The letter, which was signed by nine other local health departments from neighboring jurisdictions, said there has been “limited contact tracing performed to date” by the White House medical team amid the ongoing virus outbreak.

According to guidance from the Centers for Disease Control and Prevention, contact tracing should be conducted for close contacts of confirmed or probable COVID-19 patients. A close contact is defined as any individual who was within 6 feet of an infected person for at least 15 minutes starting from 48 hours before the person began feeling sick until they began isolating.

The White House says this means an event such as the Gold Star families reception on Sept. 27 is well outside the CDC’s window for contact tracing, with the Trumps announcing early on Oct. 2 that they both had tested positive. 
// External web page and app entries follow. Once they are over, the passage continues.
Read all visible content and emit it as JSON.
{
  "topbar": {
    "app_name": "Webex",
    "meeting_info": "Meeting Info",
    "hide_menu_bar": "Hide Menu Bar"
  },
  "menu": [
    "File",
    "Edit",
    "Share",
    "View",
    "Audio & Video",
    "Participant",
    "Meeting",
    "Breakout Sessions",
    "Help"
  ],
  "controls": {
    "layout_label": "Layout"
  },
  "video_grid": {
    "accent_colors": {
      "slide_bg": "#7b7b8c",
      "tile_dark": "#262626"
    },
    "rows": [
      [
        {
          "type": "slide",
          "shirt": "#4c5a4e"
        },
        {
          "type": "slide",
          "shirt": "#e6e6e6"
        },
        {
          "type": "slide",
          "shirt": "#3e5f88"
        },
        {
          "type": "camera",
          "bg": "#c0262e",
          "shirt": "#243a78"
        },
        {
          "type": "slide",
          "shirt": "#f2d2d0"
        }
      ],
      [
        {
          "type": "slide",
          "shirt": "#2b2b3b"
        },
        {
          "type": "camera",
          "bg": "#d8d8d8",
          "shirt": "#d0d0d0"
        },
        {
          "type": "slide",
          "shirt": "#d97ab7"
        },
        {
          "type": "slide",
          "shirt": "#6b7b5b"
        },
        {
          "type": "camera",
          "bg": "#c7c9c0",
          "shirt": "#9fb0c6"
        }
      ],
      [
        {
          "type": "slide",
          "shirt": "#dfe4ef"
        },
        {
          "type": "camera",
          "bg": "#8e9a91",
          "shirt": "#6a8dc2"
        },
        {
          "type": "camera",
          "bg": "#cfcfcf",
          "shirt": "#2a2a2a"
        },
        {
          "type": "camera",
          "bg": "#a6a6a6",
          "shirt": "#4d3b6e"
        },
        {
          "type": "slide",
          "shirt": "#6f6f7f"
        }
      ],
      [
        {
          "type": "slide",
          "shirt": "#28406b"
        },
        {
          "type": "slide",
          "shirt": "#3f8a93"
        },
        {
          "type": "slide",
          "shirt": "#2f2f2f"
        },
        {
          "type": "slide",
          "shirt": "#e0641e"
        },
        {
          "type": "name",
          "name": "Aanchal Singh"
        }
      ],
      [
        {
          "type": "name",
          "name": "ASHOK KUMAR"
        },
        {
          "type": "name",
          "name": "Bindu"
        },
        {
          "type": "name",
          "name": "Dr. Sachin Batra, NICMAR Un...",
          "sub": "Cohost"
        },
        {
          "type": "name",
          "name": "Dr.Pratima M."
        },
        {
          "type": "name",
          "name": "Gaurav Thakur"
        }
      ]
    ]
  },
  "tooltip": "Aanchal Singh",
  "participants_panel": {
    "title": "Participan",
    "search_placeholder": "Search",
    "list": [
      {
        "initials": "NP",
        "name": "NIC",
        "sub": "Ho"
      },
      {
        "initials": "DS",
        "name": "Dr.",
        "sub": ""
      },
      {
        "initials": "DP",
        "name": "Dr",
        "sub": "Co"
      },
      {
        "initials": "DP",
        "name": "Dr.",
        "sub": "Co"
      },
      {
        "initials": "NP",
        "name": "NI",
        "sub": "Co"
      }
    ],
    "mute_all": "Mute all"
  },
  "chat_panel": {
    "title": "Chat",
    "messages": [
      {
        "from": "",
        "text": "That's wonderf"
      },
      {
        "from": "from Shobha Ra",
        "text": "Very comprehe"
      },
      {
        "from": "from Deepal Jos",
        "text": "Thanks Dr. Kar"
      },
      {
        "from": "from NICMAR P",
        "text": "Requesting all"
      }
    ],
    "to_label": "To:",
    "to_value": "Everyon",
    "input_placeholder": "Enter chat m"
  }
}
“Contact tracing is designed to mitigate further transmission of the disease,” Morgenstern said. “It is not an investigation into who was patient zero to introduce it into the environment here at the White House or anywhere else. It’s sort of an unknowable question.”

This story was reported from Cincinnati.